The Welsh government aims to get Wales in PISA's top 20 countries by 2015, the education minister told AMs on 13 November 2012.
Wales ranked 38th for reading, 40th for mathematics and 30th for science when the tests for 15 year olds were carried out last in 2009.
Whilst recognising that the target is ambitious, Leighton Andrews AM stressed his commitment to the challenge.
"I am determined that Wales can and will make the reforms necessary to make real progress towards them.
"Systematic change takes time and continued effort but has lasting effect and is sustainable."
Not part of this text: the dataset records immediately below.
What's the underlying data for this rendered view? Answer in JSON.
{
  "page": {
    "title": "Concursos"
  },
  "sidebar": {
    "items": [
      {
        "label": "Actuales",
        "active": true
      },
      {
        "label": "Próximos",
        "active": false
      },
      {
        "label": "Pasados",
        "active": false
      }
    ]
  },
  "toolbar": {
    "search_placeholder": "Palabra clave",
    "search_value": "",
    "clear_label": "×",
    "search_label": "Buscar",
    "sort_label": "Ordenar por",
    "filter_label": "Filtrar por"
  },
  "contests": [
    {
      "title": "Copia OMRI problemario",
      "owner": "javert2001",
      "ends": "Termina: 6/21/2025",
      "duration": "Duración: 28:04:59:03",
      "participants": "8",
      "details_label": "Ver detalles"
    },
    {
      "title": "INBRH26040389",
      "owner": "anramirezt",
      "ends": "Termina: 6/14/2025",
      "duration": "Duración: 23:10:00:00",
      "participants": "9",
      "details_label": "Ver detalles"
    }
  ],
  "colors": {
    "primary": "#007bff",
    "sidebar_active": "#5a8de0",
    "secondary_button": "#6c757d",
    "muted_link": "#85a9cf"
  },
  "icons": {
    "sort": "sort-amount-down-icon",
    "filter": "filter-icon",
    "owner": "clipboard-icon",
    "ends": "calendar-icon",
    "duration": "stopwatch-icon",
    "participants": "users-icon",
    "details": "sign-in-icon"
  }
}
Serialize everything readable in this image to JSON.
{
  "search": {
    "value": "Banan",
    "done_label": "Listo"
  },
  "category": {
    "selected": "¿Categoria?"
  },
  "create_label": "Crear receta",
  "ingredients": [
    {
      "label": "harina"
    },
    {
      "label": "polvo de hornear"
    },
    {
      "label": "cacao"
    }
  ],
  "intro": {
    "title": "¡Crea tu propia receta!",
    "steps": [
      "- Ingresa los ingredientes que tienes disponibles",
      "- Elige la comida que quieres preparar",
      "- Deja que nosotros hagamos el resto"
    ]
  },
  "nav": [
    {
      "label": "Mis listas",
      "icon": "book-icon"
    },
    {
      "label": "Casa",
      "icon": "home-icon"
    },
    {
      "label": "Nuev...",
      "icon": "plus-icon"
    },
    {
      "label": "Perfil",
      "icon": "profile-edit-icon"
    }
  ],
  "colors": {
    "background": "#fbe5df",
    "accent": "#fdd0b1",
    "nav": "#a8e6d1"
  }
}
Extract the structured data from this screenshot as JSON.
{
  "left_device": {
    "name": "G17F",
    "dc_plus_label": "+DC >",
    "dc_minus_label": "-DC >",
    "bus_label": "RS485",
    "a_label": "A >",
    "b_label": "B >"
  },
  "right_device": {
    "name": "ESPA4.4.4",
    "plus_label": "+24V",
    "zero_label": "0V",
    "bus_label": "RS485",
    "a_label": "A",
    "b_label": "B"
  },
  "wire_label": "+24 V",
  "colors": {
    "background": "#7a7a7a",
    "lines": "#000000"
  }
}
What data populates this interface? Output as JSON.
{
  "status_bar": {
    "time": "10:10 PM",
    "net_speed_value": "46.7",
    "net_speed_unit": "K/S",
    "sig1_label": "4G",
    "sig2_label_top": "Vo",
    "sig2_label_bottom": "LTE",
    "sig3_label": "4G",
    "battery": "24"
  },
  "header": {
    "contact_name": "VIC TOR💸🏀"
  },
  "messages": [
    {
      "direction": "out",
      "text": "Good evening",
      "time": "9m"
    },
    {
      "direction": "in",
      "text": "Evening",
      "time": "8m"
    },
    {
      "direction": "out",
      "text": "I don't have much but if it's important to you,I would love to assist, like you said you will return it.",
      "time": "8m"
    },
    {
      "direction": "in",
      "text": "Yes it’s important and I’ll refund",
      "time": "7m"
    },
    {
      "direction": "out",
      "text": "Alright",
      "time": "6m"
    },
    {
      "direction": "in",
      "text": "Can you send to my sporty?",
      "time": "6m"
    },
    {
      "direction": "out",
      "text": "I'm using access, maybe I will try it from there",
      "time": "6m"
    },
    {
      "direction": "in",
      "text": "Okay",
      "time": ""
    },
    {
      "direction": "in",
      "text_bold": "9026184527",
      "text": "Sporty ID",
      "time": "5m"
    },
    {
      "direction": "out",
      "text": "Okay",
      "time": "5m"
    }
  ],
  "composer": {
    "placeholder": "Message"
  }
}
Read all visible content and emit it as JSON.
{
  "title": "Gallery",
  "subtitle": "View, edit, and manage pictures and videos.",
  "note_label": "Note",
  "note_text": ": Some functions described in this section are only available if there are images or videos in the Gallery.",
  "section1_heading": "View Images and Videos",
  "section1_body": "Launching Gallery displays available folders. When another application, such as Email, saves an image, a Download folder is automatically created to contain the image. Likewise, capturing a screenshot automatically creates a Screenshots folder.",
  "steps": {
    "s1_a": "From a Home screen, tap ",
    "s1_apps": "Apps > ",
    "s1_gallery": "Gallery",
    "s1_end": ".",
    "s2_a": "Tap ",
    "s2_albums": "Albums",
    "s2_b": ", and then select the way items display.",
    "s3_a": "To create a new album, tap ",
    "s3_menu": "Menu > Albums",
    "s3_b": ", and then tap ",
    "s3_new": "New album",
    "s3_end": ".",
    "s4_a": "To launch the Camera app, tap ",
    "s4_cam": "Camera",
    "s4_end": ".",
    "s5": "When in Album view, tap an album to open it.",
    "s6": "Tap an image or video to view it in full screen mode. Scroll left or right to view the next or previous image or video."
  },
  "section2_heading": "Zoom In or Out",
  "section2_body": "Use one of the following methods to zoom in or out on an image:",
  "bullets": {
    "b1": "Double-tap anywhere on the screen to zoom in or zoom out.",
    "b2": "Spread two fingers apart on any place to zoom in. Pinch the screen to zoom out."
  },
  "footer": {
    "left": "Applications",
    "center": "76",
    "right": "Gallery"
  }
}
"I want all learners to leave school with the skills they need to support their future choices and to enable them to reach their full potential," he added.
Liberal Democrat AM Aled Roberts called for more clarity on how the pattern of change would work.
Speaking on behalf of the Conservatives, Angela Burns AM criticised the minister's announcement for being "a nice statement that doesn't represent actions".
Plaid Cymru Education Spokesperson Simon Thomas questioned why the minister was introducing penalties for parents when their children missed school as Estyn advises that "rewards work particularly well, especially in attendance."
Read this in Welsh.